TASK ITEM: Output, exactly and with no pictures, the line that contains "Decode this image" and every line that comes after it in the data below, the last one included.

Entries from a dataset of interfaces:
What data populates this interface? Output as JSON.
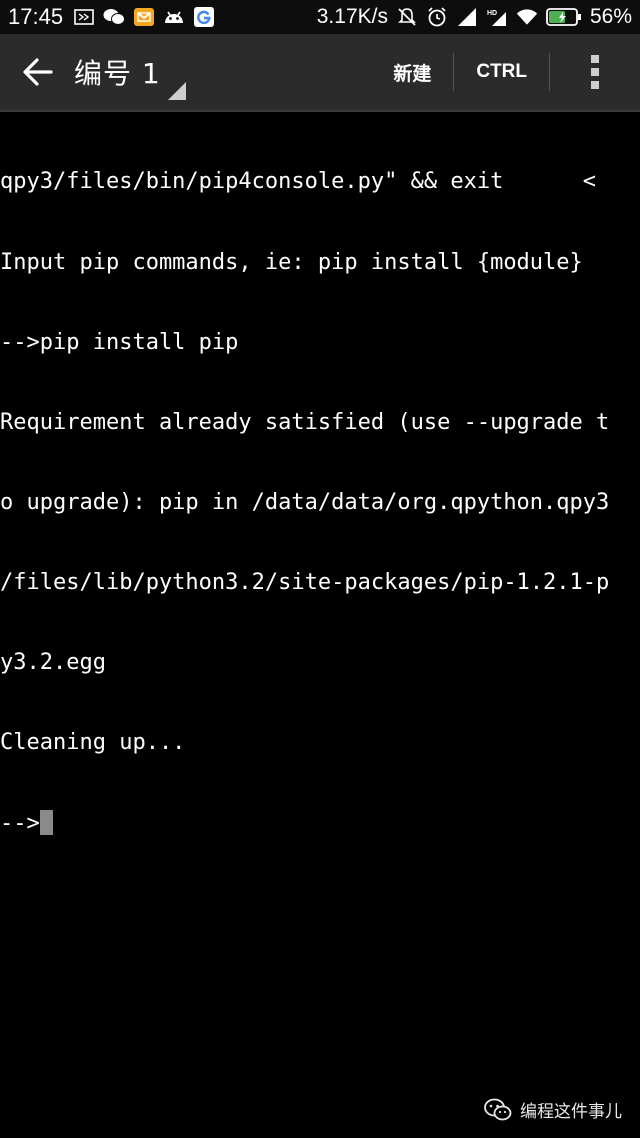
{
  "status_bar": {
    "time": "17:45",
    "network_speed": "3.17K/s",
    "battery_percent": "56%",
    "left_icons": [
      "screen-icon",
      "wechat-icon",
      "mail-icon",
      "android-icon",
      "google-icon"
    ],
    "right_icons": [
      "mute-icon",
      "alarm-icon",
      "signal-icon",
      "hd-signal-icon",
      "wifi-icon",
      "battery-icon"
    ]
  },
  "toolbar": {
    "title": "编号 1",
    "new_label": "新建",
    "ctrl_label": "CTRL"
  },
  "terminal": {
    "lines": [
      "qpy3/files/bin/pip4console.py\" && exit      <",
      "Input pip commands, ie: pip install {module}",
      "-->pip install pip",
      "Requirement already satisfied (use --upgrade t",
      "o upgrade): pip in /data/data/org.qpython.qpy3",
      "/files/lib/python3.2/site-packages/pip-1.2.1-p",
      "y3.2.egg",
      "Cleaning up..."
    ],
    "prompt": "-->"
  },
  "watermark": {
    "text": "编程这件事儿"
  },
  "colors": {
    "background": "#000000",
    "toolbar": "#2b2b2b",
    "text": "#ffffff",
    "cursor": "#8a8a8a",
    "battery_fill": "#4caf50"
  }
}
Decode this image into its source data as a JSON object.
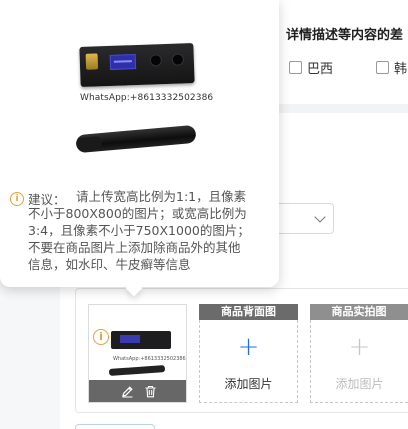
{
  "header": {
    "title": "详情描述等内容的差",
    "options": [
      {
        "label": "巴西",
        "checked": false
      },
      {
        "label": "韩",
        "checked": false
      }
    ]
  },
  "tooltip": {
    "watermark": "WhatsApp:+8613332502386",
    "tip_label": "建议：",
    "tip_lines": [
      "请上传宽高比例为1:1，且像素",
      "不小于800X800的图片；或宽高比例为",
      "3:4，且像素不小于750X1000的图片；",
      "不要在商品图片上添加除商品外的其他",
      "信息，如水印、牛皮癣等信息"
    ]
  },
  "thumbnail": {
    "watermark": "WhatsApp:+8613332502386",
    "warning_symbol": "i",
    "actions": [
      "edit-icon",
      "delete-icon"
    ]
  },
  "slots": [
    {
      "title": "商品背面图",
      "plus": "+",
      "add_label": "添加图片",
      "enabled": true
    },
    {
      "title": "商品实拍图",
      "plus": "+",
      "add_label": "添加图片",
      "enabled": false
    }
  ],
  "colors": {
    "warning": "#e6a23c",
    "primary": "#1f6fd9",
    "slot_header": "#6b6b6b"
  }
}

PROBLEM SOLUTION:
Decode this image into its source data as a JSON object.
{
  "header": {
    "title": "详情描述等内容的差",
    "options": [
      {
        "label": "巴西",
        "checked": false
      },
      {
        "label": "韩",
        "checked": false
      }
    ]
  },
  "tooltip": {
    "watermark": "WhatsApp:+8613332502386",
    "tip_label": "建议：",
    "tip_lines": [
      "请上传宽高比例为1:1，且像素",
      "不小于800X800的图片；或宽高比例为",
      "3:4，且像素不小于750X1000的图片；",
      "不要在商品图片上添加除商品外的其他",
      "信息，如水印、牛皮癣等信息"
    ]
  },
  "thumbnail": {
    "watermark": "WhatsApp:+8613332502386",
    "warning_symbol": "i",
    "actions": [
      "edit-icon",
      "delete-icon"
    ]
  },
  "slots": [
    {
      "title": "商品背面图",
      "plus": "+",
      "add_label": "添加图片",
      "enabled": true
    },
    {
      "title": "商品实拍图",
      "plus": "+",
      "add_label": "添加图片",
      "enabled": false
    }
  ],
  "colors": {
    "warning": "#e6a23c",
    "primary": "#1f6fd9",
    "slot_header": "#6b6b6b"
  }
}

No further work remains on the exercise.